I’ve been dealing with some health challenges lately and, well, I’m going to whine about them for a minute. If TMI isn’t your cup of tea, skip this post and come back tomorrow. I’ll have a pretty photograph to share with you.
You might recall my foot surgery in June of 2014. One year post-op I still experienced some pain, to both my and my podiatrist’s surprise and consternation. And then in July I whacked that foot hard into a table leg, breaking the second toe, aggravating the surgery, and setting me back months of healing. It hurt to walk in all of my shoes except my Birkenstock sandals. I threw out most of my old shoes and upgraded to expensive, but very well constructed new ones. My podiatrist had me put an orthotic insert into all of them to build up my arch and correct my overpronation to take pressure off the surgery site and allow healing. I’ve had to stop going barefoot, even around the house; I wear Birkenstock clogs as house shoes. And I’ve cut out all unnecessary walking. I’m finally starting to walk pain-free, but it’s been a very frustrating eighteen months.
In addition, I’ve dealt for years with some digestive issues. A gastroenterologist was surprisingly little help — “you’re eating more fiber, right? Well, that’s all I know to tell you” — despite pain so bad that it was affecting my ability to work. Four years ago I took a chance and went to a pain clinic for it. You would not believe all the things they tried — electrostimulation, antibiotics, even meditation and a version of autogenic training. But it all helped and made this condition manageable.
It should not have surprised me that being ejected from an über-stressful job in June helped even more than all the doctors and their treatments. My discomfort eased by an order of magnitude. All that was left to look at was diet. So I started an elimination diet — and my guts quieted the rest of the way down. As I’ve added various foods back to my diet, I’ve discovered that wheat, almost certainly garlic and onions, and probably legumes (beans, peas, lentils), and certain vegetables (including cauliflower and broccoli) are the main culprits behind my gastro-intestinal distress. What these foods share in common is that they contain oligosaccharides, and my guts apparently can’t process them properly.
Eliminating these foods has been transformational, but it has also turned eating at restaurants into a form of Russian roulette. I can obviously avoid breads and beans because I can see them, but onions and garlic are hidden in so many restaurant dishes. And I eat out pretty frequently, as in my line of work lunch meetings are normal. I avoid Italian and Mexican restaurants entirely now. Fortunately, I can find safe foods at any restaurant with a breakfast menu. And I eat a lot of plain hamburger patties and fries — though those can be seasoned with garlic or onion and often even the kitchen staff doesn’t know it.

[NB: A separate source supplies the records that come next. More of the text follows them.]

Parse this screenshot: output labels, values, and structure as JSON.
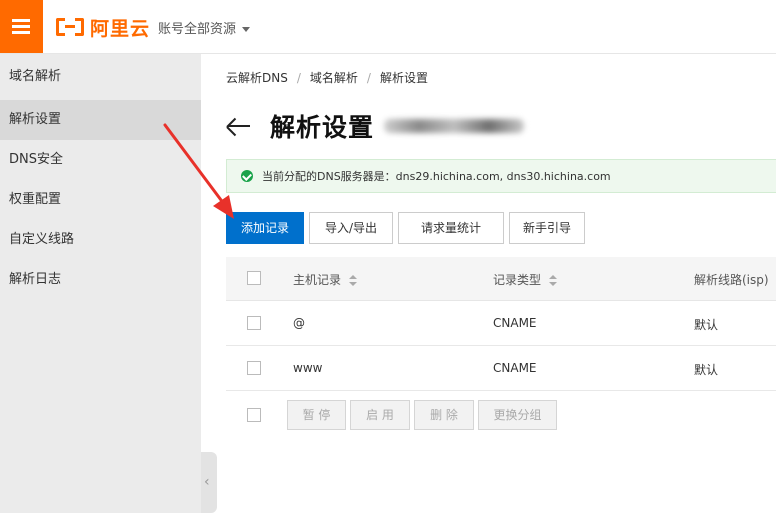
{
  "header": {
    "logo_text": "阿里云",
    "account_label": "账号全部资源"
  },
  "sidebar": {
    "items": [
      {
        "label": "域名解析"
      },
      {
        "label": "解析设置"
      },
      {
        "label": "DNS安全"
      },
      {
        "label": "权重配置"
      },
      {
        "label": "自定义线路"
      },
      {
        "label": "解析日志"
      }
    ],
    "active_index": 1,
    "collapse_glyph": "‹"
  },
  "breadcrumb": [
    "云解析DNS",
    "域名解析",
    "解析设置"
  ],
  "page": {
    "title": "解析设置"
  },
  "notice": {
    "text": "当前分配的DNS服务器是：dns29.hichina.com, dns30.hichina.com"
  },
  "toolbar": {
    "add_record": "添加记录",
    "import_export": "导入/导出",
    "request_stats": "请求量统计",
    "guide": "新手引导"
  },
  "table": {
    "columns": [
      "主机记录",
      "记录类型",
      "解析线路(isp)"
    ],
    "rows": [
      {
        "host": "@",
        "type": "CNAME",
        "line": "默认"
      },
      {
        "host": "www",
        "type": "CNAME",
        "line": "默认"
      }
    ],
    "batch_actions": [
      "暂 停",
      "启 用",
      "删 除",
      "更换分组"
    ]
  },
  "colors": {
    "brand": "#ff6a00",
    "primary_button": "#0070cc",
    "success": "#1aa34a",
    "annotation_arrow": "#e8312a"
  }
}
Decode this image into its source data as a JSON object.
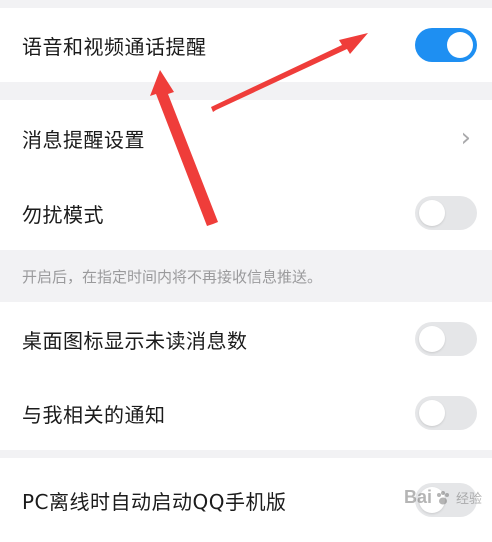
{
  "settings": {
    "voice_video_label": "语音和视频通话提醒",
    "voice_video_on": true,
    "message_settings_label": "消息提醒设置",
    "dnd_label": "勿扰模式",
    "dnd_on": false,
    "dnd_hint": "开启后，在指定时间内将不再接收信息推送。",
    "badge_label": "桌面图标显示未读消息数",
    "badge_on": false,
    "related_label": "与我相关的通知",
    "related_on": false,
    "pc_offline_label": "PC离线时自动启动QQ手机版",
    "pc_offline_on": false
  },
  "colors": {
    "toggle_on": "#1e8ff2",
    "toggle_off": "#e5e6e8",
    "annotation_arrow": "#ef3d3a"
  },
  "watermark": {
    "brand": "Bai",
    "brand_tail": "经验",
    "icon": "paw-icon"
  }
}
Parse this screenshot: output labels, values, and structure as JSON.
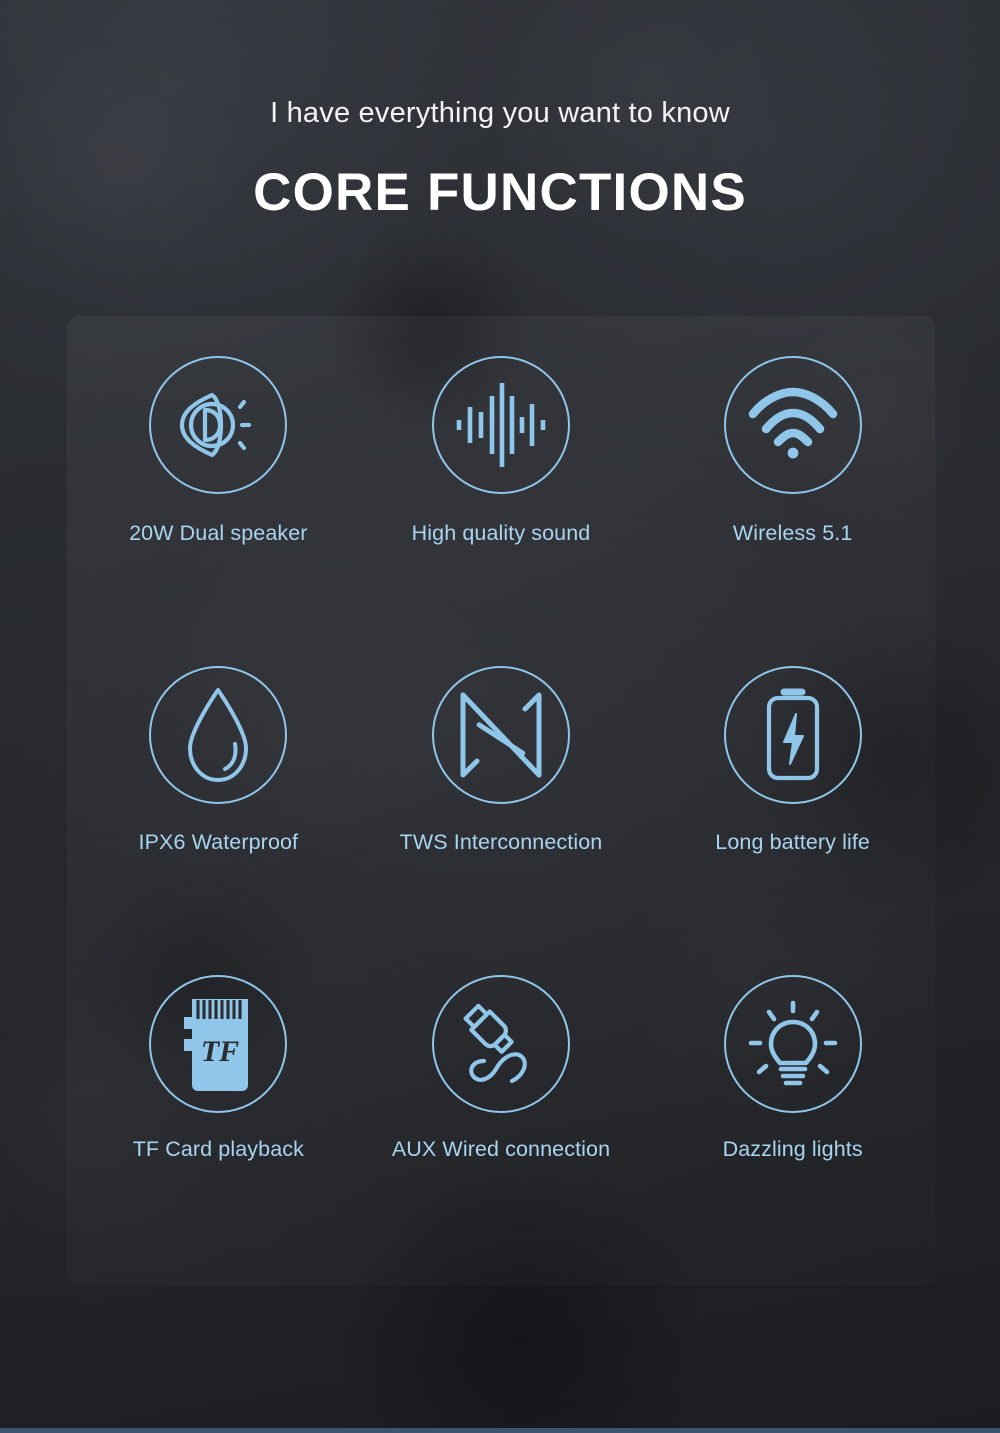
{
  "header": {
    "subtitle": "I have everything you want to know",
    "title": "CORE FUNCTIONS"
  },
  "colors": {
    "accent": "#8fc6e9",
    "label_text": "#a9d5ef",
    "title_text": "#ffffff",
    "background": "#24262a",
    "panel": "rgba(255,255,255,0.035)",
    "bottom_strip": "#3e536f"
  },
  "features": [
    {
      "icon": "dual-speaker-icon",
      "label": "20W Dual speaker"
    },
    {
      "icon": "sound-waveform-icon",
      "label": "High quality sound"
    },
    {
      "icon": "wifi-wireless-icon",
      "label": "Wireless 5.1"
    },
    {
      "icon": "water-droplet-icon",
      "label": "IPX6 Waterproof"
    },
    {
      "icon": "tws-interconnection-icon",
      "label": "TWS Interconnection"
    },
    {
      "icon": "battery-charge-icon",
      "label": "Long battery life"
    },
    {
      "icon": "tf-card-icon",
      "label": "TF Card playback"
    },
    {
      "icon": "aux-cable-plug-icon",
      "label": "AUX Wired connection"
    },
    {
      "icon": "lightbulb-icon",
      "label": "Dazzling lights"
    }
  ],
  "tf_card": {
    "text": "TF"
  }
}
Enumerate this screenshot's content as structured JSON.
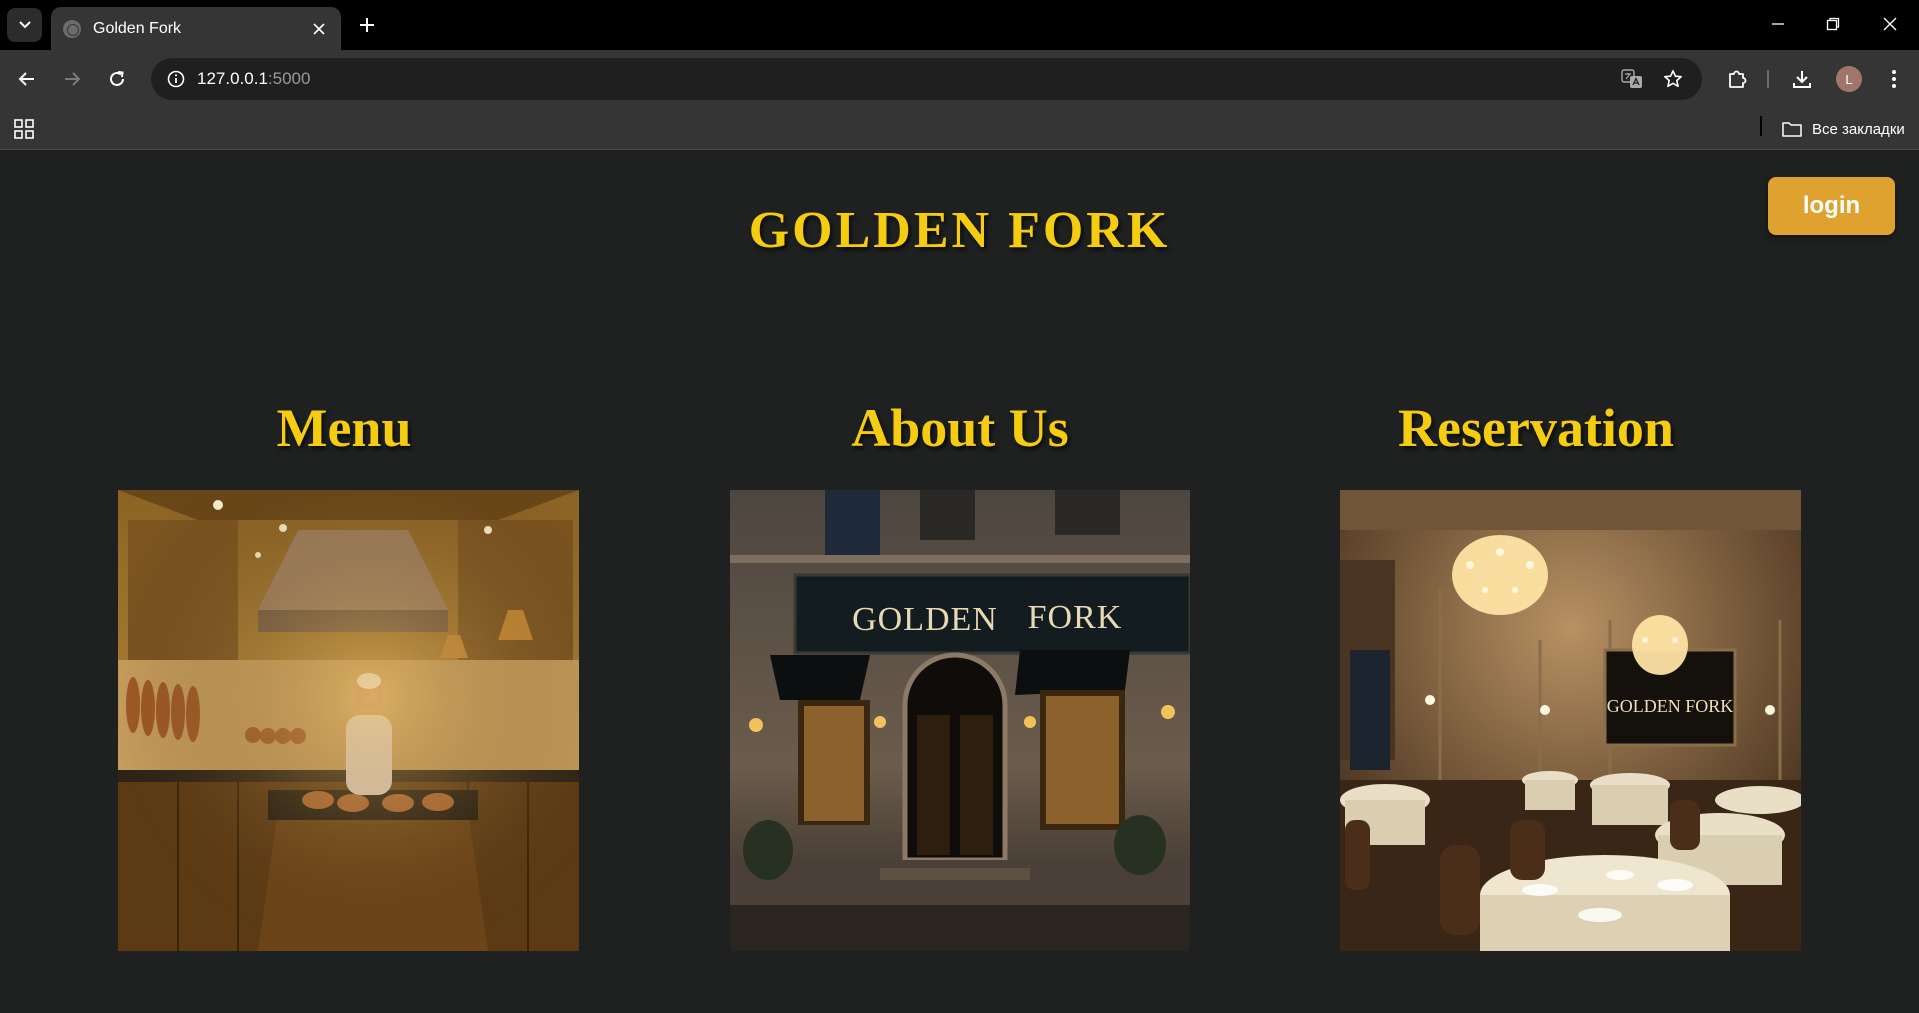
{
  "browser": {
    "tab_title": "Golden Fork",
    "url_host": "127.0.0.1",
    "url_port": ":5000",
    "avatar_letter": "L",
    "all_bookmarks_label": "Все закладки"
  },
  "site": {
    "title": "GOLDEN FORK",
    "login_label": "login"
  },
  "sections": [
    {
      "heading": "Menu"
    },
    {
      "heading": "About Us",
      "sign_text_left": "GOLDEN",
      "sign_text_right": "FORK"
    },
    {
      "heading": "Reservation",
      "sign_text": "GOLDEN FORK"
    }
  ],
  "colors": {
    "page_bg": "#1f2121",
    "accent_gold": "#f5cc10",
    "login_button": "#e0a22e"
  }
}
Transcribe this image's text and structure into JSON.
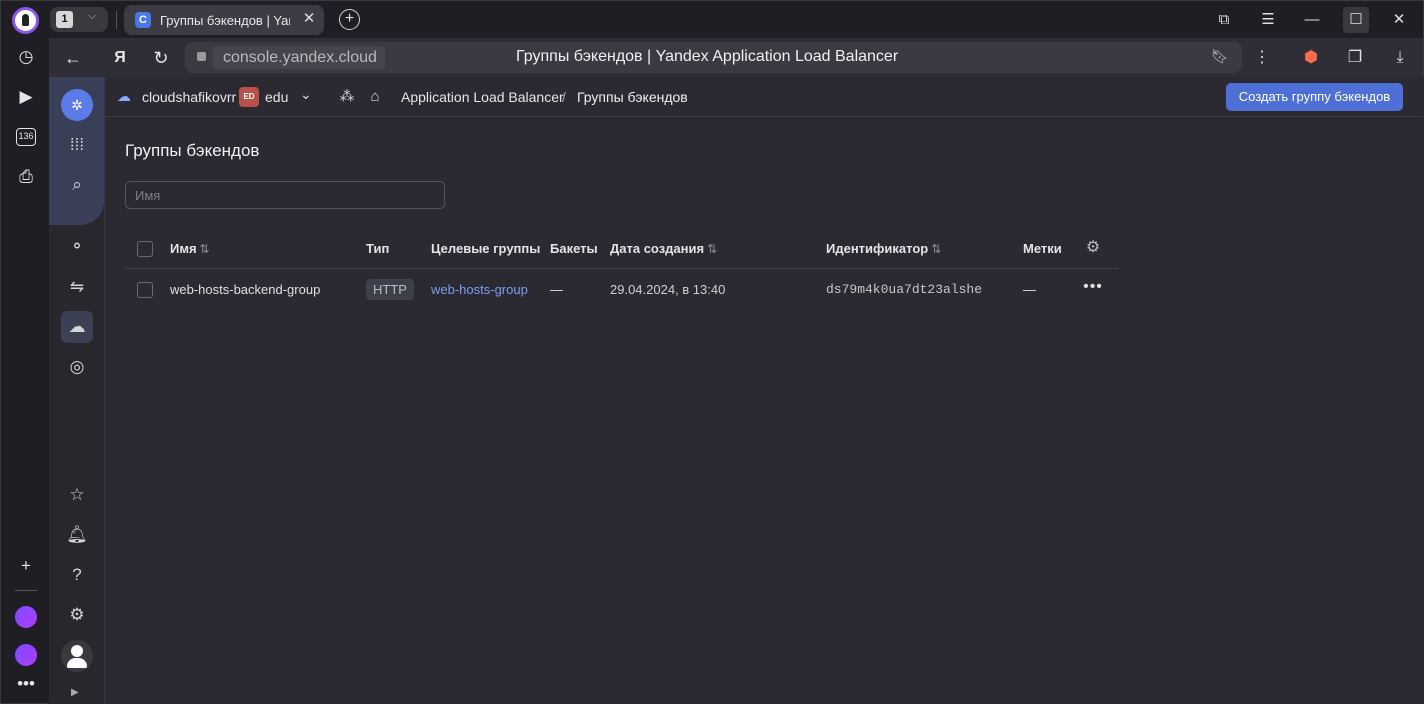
{
  "browser": {
    "tab_count": "1",
    "active_tab_title": "Группы бэкендов | Yandex Application Load Balancer",
    "domain": "console.yandex.cloud",
    "page_title": "Группы бэкендов | Yandex Application Load Balancer",
    "sidebar_badge": "136"
  },
  "console": {
    "cloud_name": "cloudshafikovrr",
    "folder_badge": "ED",
    "folder_name": "edu",
    "breadcrumb": {
      "service": "Application Load Balancer",
      "separator": "/",
      "current": "Группы бэкендов"
    },
    "create_button": "Создать группу бэкендов"
  },
  "main": {
    "heading": "Группы бэкендов",
    "filter_placeholder": "Имя",
    "table": {
      "columns": {
        "name": "Имя",
        "type": "Тип",
        "target_groups": "Целевые группы",
        "buckets": "Бакеты",
        "created": "Дата создания",
        "id": "Идентификатор",
        "labels": "Метки"
      },
      "sort_glyph": "⇅",
      "rows": [
        {
          "name": "web-hosts-backend-group",
          "type": "HTTP",
          "target_groups": "web-hosts-group",
          "buckets": "—",
          "created": "29.04.2024, в 13:40",
          "id": "ds79m4k0ua7dt23alshe",
          "labels": "—"
        }
      ]
    }
  },
  "icons": {
    "browser_sidebar": [
      "history-icon",
      "play-icon",
      "counter-icon",
      "screenshot-icon",
      "add-icon",
      "app-icon",
      "alice-icon",
      "more-icon"
    ],
    "console_nav": [
      "yandex-cloud-logo-icon",
      "services-grid-icon",
      "search-icon",
      "load-balancer-icon",
      "http-router-icon",
      "backend-group-icon",
      "target-group-icon",
      "favorites-icon",
      "notifications-icon",
      "help-icon",
      "settings-icon",
      "avatar"
    ]
  }
}
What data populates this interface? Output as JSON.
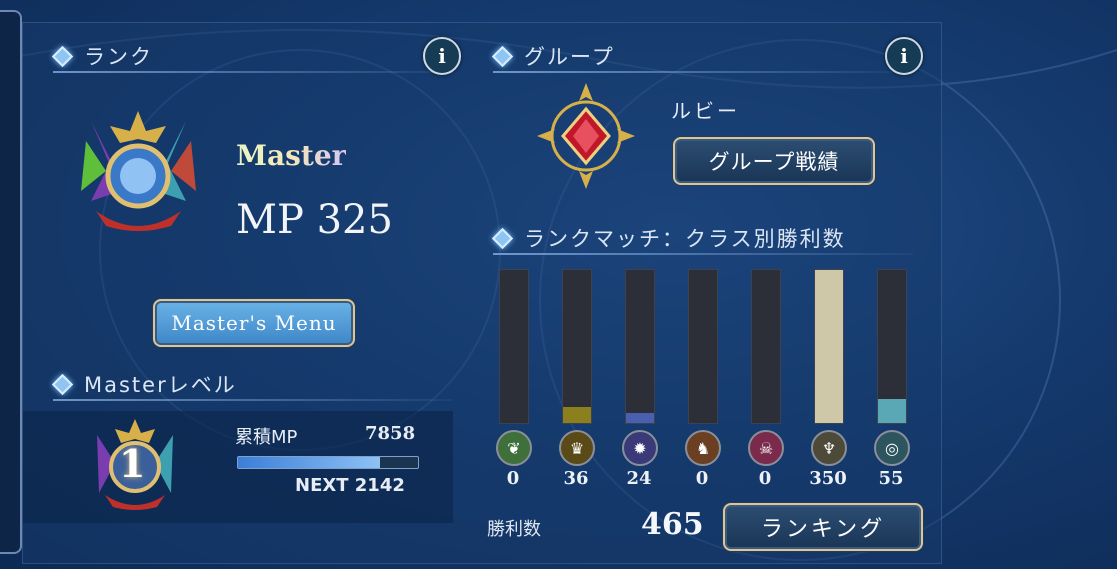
{
  "rank_section": {
    "title": "ランク",
    "info": "i",
    "rank_name": "Master",
    "mp_label": "MP 325",
    "menu_button": "Master's Menu"
  },
  "master_level": {
    "title": "Masterレベル",
    "level": "1",
    "cumulative_label": "累積MP",
    "cumulative_value": "7858",
    "next_label": "NEXT 2142",
    "progress_percent": 79
  },
  "group_section": {
    "title": "グループ",
    "info": "i",
    "group_name": "ルビー",
    "record_button": "グループ戦績"
  },
  "class_wins": {
    "title": "ランクマッチ：クラス別勝利数",
    "max_value": 350,
    "classes": [
      {
        "icon": "forest-leaf-icon",
        "value": "0",
        "num": 0,
        "color": "#2c2f38",
        "icon_bg": "#3f6f3a",
        "glyph": "❦"
      },
      {
        "icon": "sword-crown-icon",
        "value": "36",
        "num": 36,
        "color": "#8b7f1e",
        "icon_bg": "#5a4a18",
        "glyph": "♛"
      },
      {
        "icon": "rune-star-icon",
        "value": "24",
        "num": 24,
        "color": "#4b5fb0",
        "icon_bg": "#3a3a78",
        "glyph": "✹"
      },
      {
        "icon": "dragon-icon",
        "value": "0",
        "num": 0,
        "color": "#2c2f38",
        "icon_bg": "#6b3f22",
        "glyph": "♞"
      },
      {
        "icon": "shadow-skull-icon",
        "value": "0",
        "num": 0,
        "color": "#2c2f38",
        "icon_bg": "#7a2a4a",
        "glyph": "☠"
      },
      {
        "icon": "blood-fang-icon",
        "value": "350",
        "num": 350,
        "color": "#cfc8a8",
        "icon_bg": "#4e4a3a",
        "glyph": "♆"
      },
      {
        "icon": "haven-spiral-icon",
        "value": "55",
        "num": 55,
        "color": "#5aa7b5",
        "icon_bg": "#2d5560",
        "glyph": "◎"
      }
    ],
    "wins_label": "勝利数",
    "wins_total": "465",
    "ranking_button": "ランキング"
  }
}
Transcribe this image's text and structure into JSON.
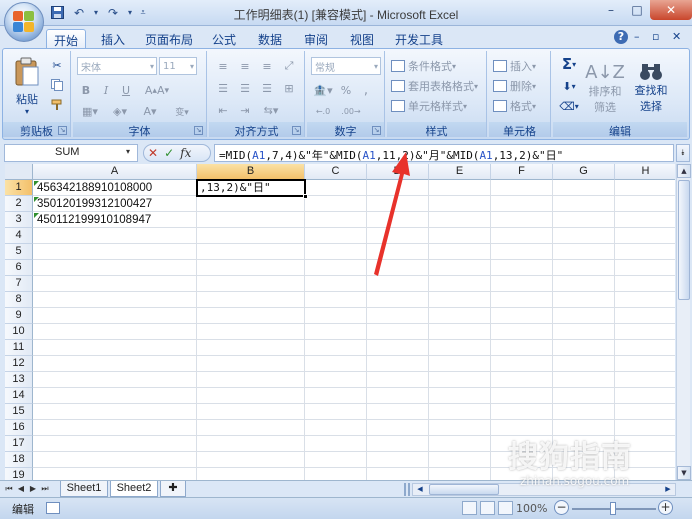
{
  "window": {
    "title": "工作明细表(1)  [兼容模式] - Microsoft Excel",
    "min": "–",
    "max": "□",
    "close": "✕"
  },
  "ribbon_tabs": [
    "开始",
    "插入",
    "页面布局",
    "公式",
    "数据",
    "审阅",
    "视图",
    "开发工具"
  ],
  "ribbon_right": {
    "help": "?",
    "min": "–",
    "restore": "▫",
    "close": "✕"
  },
  "groups": {
    "clipboard": {
      "label": "剪贴板",
      "paste": "粘贴"
    },
    "font": {
      "label": "字体",
      "font_name": "宋体",
      "font_size": "11",
      "bold": "B",
      "italic": "I",
      "underline": "U"
    },
    "alignment": {
      "label": "对齐方式"
    },
    "number": {
      "label": "数字",
      "format": "常规",
      "percent": "%"
    },
    "styles": {
      "label": "样式",
      "conditional": "条件格式",
      "table_format": "套用表格格式",
      "cell_style": "单元格样式"
    },
    "cells": {
      "label": "单元格",
      "insert": "插入",
      "delete": "删除",
      "format": "格式"
    },
    "editing": {
      "label": "编辑",
      "sort": "排序和",
      "filter": "筛选",
      "find": "查找和",
      "select": "选择"
    }
  },
  "formula_bar": {
    "name_box": "SUM",
    "cancel": "✕",
    "enter": "✓",
    "fx": "fx",
    "formula_parts": [
      "=MID(",
      "A1",
      ",7,4)&\"年\"&MID(",
      "A1",
      ",11,2)&\"月\"&MID(",
      "A1",
      ",13,2)&\"日\""
    ]
  },
  "columns": [
    "A",
    "B",
    "C",
    "D",
    "E",
    "F",
    "G",
    "H"
  ],
  "rows": [
    "1",
    "2",
    "3",
    "4",
    "5",
    "6",
    "7",
    "8",
    "9",
    "10",
    "11",
    "12",
    "13",
    "14",
    "15",
    "16",
    "17",
    "18",
    "19"
  ],
  "cells": {
    "A1": "456342188910108000",
    "A2": "350120199312100427",
    "A3": "450112199910108947",
    "B1_edit": ",13,2)&\"日\""
  },
  "sheets": {
    "tabs": [
      "Sheet1",
      "Sheet2"
    ],
    "active": "Sheet2"
  },
  "status": {
    "mode": "编辑",
    "zoom": "100%",
    "minus": "−",
    "plus": "+"
  },
  "watermark": {
    "text": "搜狗指南",
    "url": "zhinan.sogou.com"
  },
  "colors": {
    "accent": "#15428b",
    "ribbon_bg": "#dbe7f6",
    "arrow": "#e8322b",
    "selected_header": "#f3c06a"
  }
}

Meanwhile, I’m still adding foods back into my diet. There’s some evidence I might have difficulty digesting fructose. If so, goodbye to a whole bunch of fruits (including cherries and plums, which I adore) and anything made with high-fructose corn syrup (which I probably ought to avoid anyway). But I’ll change my diet in whatever ways are necessary to avoid gut pain.
And here’s the kicker in all of this: the pain isn’t the main problem. It’s uncomfortable, but I can usually manage to get through my day. The real problem is that when I’m in pain at night, I can’t sleep through it. The insomnia is worse than the pain.
What this all means is that while I’m figuring all this out I never know when I’m going to tie my guts up in knots and be awake half the night. I suspended the challenges for Christmas, but since the first of the year I’ve felt bad more days than not. I’m determined to push through, though, and learn what I can and can’t eat.
An unintended consequence of this is that my diet has shifted away from proteins and vegetables and toward fats. I keep track of what I eat using an online tool called CRON-O-Meter, and it tells me that lately my diet has contained a whopping 47% fat.
Between a high-fat diet and not being able to walk it off thanks to my stupid foot, I’m gaining weight and all of my pants are too tight.
It’s all been stressful. And if you’ve been following my Driving and Singing series, you know that belting out a tune can really help me vent my stress. Unfortunately, I’ve been having some trouble singing since about Thanksgiving. My throat has been dry and feels “thick.” Sometimes projecting a really big note triggers my gag reflex, of all things! It is so frustrating not to be able to sing out.
I’m determined and diligent. I will push through all of this. But I’m struggling with patience right now.
Last updated on 28 February 2020 by Jim Grey